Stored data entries
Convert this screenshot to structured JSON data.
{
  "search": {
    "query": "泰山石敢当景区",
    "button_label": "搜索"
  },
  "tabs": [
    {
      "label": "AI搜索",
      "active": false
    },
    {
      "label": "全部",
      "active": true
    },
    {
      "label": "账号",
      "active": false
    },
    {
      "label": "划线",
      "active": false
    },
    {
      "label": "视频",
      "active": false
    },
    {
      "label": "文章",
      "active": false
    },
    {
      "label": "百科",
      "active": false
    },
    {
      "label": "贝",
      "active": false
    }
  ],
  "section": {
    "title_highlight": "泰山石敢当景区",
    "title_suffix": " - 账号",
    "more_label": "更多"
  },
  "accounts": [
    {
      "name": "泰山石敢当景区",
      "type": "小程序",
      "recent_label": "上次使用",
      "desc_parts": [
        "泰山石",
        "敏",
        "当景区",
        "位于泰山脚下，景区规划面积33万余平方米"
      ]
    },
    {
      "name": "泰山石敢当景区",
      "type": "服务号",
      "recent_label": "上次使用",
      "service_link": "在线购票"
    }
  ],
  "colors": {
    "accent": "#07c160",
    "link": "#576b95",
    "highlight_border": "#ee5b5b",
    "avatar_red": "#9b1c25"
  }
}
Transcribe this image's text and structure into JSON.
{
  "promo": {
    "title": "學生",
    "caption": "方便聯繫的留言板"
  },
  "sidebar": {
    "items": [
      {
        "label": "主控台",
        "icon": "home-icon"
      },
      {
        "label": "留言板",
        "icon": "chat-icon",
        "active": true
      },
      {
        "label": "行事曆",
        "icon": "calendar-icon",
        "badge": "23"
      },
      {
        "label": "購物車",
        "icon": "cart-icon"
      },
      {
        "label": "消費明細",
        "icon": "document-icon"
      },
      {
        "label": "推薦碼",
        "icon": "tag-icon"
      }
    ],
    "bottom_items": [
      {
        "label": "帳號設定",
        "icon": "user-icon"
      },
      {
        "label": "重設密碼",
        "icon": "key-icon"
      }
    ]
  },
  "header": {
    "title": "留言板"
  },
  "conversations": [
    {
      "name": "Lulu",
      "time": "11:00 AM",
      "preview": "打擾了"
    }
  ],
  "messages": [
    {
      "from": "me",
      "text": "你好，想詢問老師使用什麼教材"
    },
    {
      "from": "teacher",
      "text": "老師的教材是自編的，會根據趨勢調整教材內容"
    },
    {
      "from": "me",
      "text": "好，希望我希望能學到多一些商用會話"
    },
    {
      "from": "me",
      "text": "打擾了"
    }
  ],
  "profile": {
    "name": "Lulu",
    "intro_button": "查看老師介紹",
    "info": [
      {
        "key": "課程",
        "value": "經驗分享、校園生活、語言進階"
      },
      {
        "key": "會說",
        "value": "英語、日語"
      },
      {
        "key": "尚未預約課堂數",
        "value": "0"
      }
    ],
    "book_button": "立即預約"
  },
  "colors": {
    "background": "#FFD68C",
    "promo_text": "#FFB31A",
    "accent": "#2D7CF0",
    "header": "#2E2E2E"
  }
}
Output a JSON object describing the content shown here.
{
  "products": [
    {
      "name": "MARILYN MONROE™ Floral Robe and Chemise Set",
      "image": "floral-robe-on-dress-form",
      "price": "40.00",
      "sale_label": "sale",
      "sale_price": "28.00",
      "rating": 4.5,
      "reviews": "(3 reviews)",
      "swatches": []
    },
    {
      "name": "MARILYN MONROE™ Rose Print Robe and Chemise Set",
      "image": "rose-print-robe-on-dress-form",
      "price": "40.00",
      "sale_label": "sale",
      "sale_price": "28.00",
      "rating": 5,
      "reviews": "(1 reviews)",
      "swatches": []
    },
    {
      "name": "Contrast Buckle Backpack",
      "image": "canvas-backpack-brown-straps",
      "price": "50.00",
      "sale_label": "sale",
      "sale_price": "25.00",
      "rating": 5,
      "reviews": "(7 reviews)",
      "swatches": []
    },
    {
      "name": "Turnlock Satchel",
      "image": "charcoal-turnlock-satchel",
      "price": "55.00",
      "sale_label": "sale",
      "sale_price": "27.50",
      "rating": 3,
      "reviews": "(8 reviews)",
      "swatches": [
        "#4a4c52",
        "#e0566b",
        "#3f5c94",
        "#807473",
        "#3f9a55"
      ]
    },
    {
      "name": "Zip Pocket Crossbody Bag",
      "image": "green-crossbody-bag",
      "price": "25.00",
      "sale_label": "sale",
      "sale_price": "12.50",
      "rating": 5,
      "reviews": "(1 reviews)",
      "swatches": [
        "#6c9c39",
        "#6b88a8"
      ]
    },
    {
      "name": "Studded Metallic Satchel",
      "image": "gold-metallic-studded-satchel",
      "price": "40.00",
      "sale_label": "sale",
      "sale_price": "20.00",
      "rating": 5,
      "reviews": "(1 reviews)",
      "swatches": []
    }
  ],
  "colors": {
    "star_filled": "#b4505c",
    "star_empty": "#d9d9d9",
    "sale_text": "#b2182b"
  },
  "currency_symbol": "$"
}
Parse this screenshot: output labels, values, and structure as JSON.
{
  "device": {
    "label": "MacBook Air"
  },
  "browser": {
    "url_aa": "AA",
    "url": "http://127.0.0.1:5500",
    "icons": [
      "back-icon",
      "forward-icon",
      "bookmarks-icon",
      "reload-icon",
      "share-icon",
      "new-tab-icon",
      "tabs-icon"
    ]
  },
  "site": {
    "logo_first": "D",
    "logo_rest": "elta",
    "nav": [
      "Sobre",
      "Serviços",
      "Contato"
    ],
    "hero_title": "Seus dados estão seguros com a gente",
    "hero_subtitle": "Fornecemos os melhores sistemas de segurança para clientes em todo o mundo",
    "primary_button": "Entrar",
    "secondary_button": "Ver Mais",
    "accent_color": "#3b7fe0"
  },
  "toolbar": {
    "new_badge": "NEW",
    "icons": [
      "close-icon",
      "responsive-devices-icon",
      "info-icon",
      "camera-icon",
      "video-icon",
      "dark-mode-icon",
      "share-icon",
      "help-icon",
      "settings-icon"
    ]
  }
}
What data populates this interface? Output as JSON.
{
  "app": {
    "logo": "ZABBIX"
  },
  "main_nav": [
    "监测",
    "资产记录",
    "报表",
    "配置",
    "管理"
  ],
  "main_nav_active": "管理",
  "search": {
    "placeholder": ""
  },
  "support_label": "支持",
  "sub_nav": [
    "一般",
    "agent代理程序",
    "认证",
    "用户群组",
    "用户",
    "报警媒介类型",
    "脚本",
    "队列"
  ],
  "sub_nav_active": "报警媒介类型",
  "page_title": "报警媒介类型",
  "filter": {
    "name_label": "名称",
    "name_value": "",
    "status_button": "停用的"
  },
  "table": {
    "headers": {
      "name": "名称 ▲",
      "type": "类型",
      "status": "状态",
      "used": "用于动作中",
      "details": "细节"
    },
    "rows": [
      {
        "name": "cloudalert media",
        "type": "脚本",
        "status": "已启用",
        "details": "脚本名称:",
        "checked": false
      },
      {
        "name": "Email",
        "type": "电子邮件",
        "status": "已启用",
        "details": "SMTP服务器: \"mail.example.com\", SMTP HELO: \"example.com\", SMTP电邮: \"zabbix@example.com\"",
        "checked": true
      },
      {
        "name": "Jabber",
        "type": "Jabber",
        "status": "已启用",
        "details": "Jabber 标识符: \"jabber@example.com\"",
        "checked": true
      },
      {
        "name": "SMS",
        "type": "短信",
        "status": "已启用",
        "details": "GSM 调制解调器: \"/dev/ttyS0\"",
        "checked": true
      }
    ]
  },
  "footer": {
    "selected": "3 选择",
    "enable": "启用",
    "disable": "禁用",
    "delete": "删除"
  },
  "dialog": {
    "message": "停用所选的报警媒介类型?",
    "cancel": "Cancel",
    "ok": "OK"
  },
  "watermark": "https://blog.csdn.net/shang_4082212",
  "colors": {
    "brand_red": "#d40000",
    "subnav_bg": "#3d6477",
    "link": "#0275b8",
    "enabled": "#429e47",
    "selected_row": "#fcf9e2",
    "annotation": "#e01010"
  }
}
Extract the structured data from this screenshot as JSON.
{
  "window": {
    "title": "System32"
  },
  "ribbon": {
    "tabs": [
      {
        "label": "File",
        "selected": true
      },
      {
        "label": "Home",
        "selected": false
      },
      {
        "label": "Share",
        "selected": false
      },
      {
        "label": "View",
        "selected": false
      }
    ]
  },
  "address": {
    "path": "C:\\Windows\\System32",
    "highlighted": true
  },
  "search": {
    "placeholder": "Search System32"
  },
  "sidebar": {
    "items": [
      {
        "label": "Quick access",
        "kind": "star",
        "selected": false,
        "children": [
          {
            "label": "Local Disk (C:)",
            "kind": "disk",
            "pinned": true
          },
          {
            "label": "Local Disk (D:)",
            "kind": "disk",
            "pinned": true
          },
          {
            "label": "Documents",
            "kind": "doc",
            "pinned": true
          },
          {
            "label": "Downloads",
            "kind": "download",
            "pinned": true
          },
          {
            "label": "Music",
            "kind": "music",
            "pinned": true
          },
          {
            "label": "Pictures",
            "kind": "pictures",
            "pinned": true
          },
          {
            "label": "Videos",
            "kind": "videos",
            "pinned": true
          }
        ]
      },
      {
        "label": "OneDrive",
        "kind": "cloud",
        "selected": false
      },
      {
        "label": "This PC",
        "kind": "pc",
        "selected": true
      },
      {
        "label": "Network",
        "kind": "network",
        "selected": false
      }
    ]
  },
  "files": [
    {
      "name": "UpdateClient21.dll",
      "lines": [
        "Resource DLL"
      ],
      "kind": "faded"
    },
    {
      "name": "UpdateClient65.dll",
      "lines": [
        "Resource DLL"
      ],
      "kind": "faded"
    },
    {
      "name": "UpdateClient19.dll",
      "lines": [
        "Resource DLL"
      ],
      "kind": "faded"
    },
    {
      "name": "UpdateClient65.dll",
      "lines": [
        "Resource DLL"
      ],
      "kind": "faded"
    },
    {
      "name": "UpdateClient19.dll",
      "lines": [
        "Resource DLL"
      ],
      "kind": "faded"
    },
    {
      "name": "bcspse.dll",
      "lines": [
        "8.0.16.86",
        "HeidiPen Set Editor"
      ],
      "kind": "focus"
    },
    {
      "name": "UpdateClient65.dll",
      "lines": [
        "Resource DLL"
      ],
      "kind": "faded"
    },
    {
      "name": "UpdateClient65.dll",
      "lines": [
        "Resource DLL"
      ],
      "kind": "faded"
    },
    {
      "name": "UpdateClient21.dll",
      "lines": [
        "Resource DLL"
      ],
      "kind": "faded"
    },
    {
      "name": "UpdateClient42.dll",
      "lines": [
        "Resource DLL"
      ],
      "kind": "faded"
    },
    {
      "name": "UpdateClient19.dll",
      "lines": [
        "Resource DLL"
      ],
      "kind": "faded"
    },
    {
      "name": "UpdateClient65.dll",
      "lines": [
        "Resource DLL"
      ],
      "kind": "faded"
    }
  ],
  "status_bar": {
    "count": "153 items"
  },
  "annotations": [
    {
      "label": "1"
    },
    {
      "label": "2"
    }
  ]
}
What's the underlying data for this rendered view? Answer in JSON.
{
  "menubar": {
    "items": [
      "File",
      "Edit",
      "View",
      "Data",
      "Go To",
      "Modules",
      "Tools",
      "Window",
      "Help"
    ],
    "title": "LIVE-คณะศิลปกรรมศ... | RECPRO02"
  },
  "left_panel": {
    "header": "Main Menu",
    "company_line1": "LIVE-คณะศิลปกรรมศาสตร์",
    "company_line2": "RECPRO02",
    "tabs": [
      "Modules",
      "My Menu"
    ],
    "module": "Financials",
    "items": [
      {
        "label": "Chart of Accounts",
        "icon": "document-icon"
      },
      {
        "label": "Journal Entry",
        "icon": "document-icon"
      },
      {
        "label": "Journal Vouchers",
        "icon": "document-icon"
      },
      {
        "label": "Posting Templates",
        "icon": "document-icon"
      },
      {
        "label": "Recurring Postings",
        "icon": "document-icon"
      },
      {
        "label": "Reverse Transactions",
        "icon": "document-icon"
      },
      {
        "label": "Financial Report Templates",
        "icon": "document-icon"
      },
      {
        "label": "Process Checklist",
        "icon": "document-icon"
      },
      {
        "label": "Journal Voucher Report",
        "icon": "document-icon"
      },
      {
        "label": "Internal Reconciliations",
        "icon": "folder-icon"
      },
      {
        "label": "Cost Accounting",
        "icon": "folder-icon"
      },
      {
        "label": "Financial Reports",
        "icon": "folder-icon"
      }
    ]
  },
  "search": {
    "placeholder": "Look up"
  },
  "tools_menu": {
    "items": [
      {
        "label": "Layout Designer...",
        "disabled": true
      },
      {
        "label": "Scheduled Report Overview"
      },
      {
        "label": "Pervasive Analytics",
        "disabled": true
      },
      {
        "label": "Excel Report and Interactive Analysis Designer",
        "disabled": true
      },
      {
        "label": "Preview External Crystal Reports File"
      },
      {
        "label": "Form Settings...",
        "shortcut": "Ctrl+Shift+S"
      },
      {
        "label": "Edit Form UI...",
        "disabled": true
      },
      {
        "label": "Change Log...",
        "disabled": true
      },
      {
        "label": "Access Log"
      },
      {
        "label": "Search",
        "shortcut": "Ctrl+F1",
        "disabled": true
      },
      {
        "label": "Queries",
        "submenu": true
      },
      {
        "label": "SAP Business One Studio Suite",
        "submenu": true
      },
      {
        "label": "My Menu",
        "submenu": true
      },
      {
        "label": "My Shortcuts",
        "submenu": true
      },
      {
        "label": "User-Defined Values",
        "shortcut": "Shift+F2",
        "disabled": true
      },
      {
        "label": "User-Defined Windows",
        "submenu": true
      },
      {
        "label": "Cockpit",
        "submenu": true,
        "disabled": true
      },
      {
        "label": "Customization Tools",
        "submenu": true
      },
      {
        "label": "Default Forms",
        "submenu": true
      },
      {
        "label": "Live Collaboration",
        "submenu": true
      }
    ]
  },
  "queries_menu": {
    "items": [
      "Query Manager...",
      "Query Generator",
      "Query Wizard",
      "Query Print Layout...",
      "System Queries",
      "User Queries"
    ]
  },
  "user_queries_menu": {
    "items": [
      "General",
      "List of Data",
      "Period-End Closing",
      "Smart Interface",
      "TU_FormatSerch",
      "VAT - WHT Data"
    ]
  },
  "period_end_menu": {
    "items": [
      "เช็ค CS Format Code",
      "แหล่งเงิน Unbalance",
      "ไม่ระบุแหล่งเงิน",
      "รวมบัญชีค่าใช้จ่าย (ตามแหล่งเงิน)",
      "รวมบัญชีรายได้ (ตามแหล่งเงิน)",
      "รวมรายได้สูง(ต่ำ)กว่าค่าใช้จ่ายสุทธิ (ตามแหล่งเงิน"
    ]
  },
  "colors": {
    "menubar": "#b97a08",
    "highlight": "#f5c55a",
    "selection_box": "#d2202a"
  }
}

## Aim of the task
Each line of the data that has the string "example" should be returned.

## Task answer
        "details": "SMTP服务器: \"mail.example.com\", SMTP HELO: \"example.com\", SMTP电邮: \"zabbix@example.com\"",
        "details": "Jabber 标识符: \"jabber@example.com\"",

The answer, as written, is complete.